“Looking at the Top 400 Overall Grossing [apps], 48 percent of all apps … were games and those apps generated 92 percent of the revenue for Google Play in September 2013,” Distimo said in an Oct. 31 blog post. In Apple’s App Store, 52 percent of the top apps were games, and those generated 79 percent of the App Store’s revenue.
Some areas of the world offer particularly great opportunities. For example, in Korea last month, 94 percent of Google Play revenue was from games, according to Distimo.
It’s with this knowledge that Playphone, a platform for mobile, social gaming, announced a partnership with carrier Singapore Telecommunications Ltd. (SingTel) Nov. 5.
WePlay, Playphone’s mobile gaming portal, will come preinstalled on Android smartphones sold by SingTel and eventually its “regional associates,” PlayPhone said in a statement, bringing its reach in the area to close to 480 million customers.
PlayPhone Chief Marketing Officer Anders Evju called the deal a “huge win” for the company’s “family of developers.” The type of exposure it offers, he added in a statement, “is unrivaled by other platforms. These numbers stimulate the entire gaming ecosystem.”
Some of the countries SingTel covers are more developed than others. In areas like Indonesia, “Smartphone numbers are still low,” PlayPhone CEO Ron Czerny told eWEEK on a call. “Customers buy a smartphone for the first time and they’ll see [WePlay], which is very important. We’ve seen the success of other gaming platforms in developed countries and this is a great opportunity.”
“We’re super-excited about this, because we see a job to be done,” said Gurjot Pal Singh, director of group strategy and partnerships at SingTel, who was also on the call.
“There are so many games in the Android ecosystem … developers face a big problem in getting discovered. A key thing we’re building is a recommendations engine. It used great algorithms … to get the right games to the right users.”
Singh added that the platform also addresses the issue of payment. Prepaid is the dominant model in the markets SingTel serves, and many customers don’t have access to a bank account. WePlay supports app downloads through telco billing.
Additionally, there’s a developer portal through which developers can upload games and choose which markets to sell to, said Singh.
“In Indonesia, China [and other markets], they don’t have as many avenues to push new apps to users,” he continued. With WePlay, “developers can sign up to the portal and in 10 or 12 days have a game out across the world.”
PlayPhone also understands that gamers want to show off their scores and play and interact with friends.
“We have a Facebook Connect button that can be used to share scores or invite friends to play with you,” said Singh. “We’ll support all social networks; plus you can port all of your [gaming] contacts to your phone and share with your friends the games you’re playing.”
(While focused primarily on the crowded Android market, PlayPhone supports HTML5, so any device can play through a browser.)
In August, PlayPhone announced a deal with Verizon Wireless, which preloaded a PlayPhone gaming portal on the HTC One and LG Enact. The company also has deals with AT&T, Sprint and Brazil’s Claro.
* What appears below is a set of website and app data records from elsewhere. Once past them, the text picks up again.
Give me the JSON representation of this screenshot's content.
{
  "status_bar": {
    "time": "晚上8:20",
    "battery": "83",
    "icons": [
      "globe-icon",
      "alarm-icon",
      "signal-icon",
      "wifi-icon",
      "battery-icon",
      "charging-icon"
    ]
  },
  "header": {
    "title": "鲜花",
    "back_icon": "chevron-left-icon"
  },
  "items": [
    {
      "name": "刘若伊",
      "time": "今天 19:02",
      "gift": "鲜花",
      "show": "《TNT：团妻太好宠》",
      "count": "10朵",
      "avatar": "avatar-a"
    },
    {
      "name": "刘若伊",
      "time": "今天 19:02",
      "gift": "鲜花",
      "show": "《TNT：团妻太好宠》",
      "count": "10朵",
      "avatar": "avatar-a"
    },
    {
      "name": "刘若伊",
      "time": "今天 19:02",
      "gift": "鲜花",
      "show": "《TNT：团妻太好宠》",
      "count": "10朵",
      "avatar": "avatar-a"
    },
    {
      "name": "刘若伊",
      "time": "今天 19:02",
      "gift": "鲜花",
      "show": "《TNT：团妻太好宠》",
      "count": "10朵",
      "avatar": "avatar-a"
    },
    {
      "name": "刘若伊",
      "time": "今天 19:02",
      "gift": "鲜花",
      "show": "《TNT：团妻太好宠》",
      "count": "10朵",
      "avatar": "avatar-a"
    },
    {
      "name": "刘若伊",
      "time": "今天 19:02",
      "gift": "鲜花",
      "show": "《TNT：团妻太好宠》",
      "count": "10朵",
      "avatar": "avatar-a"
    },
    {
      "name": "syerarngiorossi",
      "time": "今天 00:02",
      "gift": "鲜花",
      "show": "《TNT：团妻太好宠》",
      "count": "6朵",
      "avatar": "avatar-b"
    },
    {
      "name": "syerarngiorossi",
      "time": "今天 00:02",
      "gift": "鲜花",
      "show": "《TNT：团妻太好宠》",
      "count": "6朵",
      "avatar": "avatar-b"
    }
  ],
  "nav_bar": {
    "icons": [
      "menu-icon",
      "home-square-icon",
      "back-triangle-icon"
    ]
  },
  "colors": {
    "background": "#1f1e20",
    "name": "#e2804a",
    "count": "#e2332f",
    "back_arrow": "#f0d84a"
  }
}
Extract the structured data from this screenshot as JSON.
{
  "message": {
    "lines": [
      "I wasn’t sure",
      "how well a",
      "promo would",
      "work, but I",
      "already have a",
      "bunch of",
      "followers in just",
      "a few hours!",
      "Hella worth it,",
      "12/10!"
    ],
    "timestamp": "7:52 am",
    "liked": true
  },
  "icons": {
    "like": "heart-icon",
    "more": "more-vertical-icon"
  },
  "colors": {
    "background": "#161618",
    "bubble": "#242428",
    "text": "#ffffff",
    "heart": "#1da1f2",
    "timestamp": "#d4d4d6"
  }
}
With its new partnership, said Czerny, PlayPhone has the potential to reach 800 million mobile users.
With agreements still to be announced, he added, “We’ll hopefully surpass 1 billion in 2014.”